That all sounds good, but Cover-4, like all coverages, has some weak spots. One problem, for example, is that it can be weak in the flats:

Remember that this coverage wants to use the CB to defend outside-breaking routes. When the inside receiver (H) runs an out route, then the CB should be there to take it away. In the diagram, however, we see that the outside WR (X) is running deep. This can influence the CB to run deep as well, which vacates the flat and takes that CB out of position to defend the out route to H. Furthermore, because the SLB is lined up inside, he’s going to have a tough time defending this play.

This is the kind of thing that Cover-4 can be susceptible to. If you want to eliminate this weakness, then you have to change your players’ alignments. Here’s a variant called 4-Robber, which we also ran a lot with Kaufman:

The key here is that the SLB has shifted to an alignment outside of the H receiver. This change in alignment puts him in a good position to defend out-breaking routes, and relieves the CB of the burden of covering these routes. This frees up the CB to play tighter, more aggressive coverage on the X receiver.

DeRuyter’s Answer in the 3-4

In the spring game, our default was to widen the OLB’s (Sam/SL and Jack/JL) much like we saw in 4-Robber. Our OLB’s were basically playing heads-up over the slot receivers:

When those slot receivers ran outside, the OLB’s ran with them, giving us good, aggressive coverage in the flats and freeing up the CB’s to play aggressive coverage on the outside:

Because those OLB’s are out wide in coverage, our fourth pass rusher (if we use one) will be an ILB (either Mike/ML or Will/WL):

OK, so we can get our 4-man rush, and we’ve found a way to defend the flats. That’s nice, but it also opens us up to some new problems. Now, because those OLB’s have widened, they’re more vulnerable to getting beat to the inside:

This is a new problem that we’ve created by pulling our OLB’s to the outside, and we need an adjustment to make sure that we don’t get killed by it.

Changing up the Blitzer

Above, when we talked about switching between plain Cover-4 and 4-Robber, I mentioned that changing your coverage requires a change in alignment. This alignment change, unfortunately, makes it easy for the QB to tell when you’ve made an adjustment. If your SLB is lined up to the inside, then you’re in plain Cover-4:

If your SLB is lined up to the outside, then you’re in 4-Robber:

The SLB has to line up in different places to be able to carry out his different assignments, and so his alignment gives the QB a useful key.

In DeRuyter’s 3-4, on the other hand, we don’t have to change anyone’s alignment to make coverage adjustments.

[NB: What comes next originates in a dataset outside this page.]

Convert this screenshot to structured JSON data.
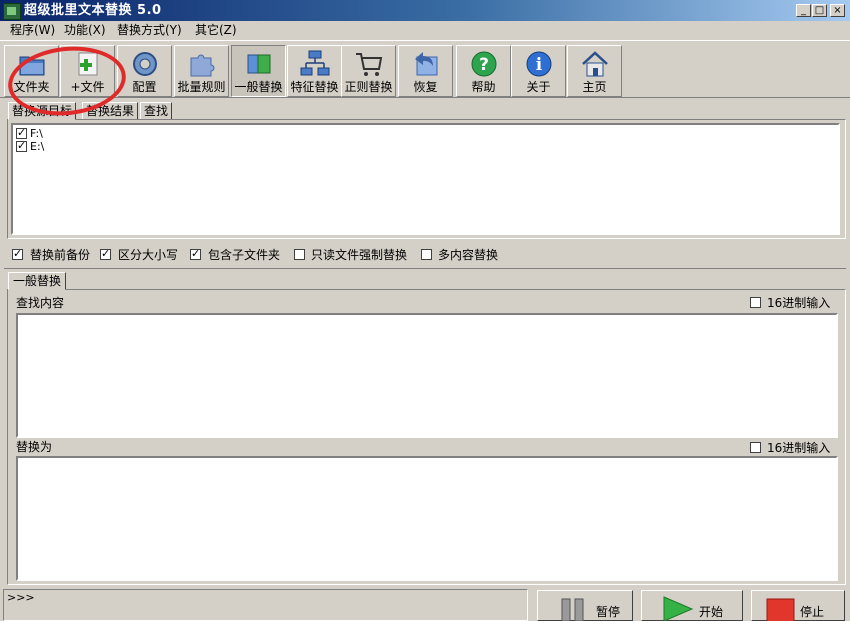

Instead of changing our LB’s alignment, we can just change up who the blitzer is. If we want to play wide and take away the flat, then we can blitz an ILB and leave the OLB’s in coverage:

If, on the other hand, we need to take away the inside, then we can keep the exact same pre-snap alignment, but blitz a different LB:

In this last diagram, the slot receiver (Y) runs a slant, and the Will (WL) is sitting inside in perfect position to defend it. We’ve changed our coverage by changing the blitzer, but we’ve done it without changing anybody’s alignment and tipping off the QB that something new is coming. In this way, by playing a 3-4 and having flexibility in terms of who our fourth pass rusher will be, we can keep our coverage adjustments hidden until after the snap. The 3-4 gives us this kind of versatility, and fits well with DeRuyter’s desire to constantly mess with the QB’s reads.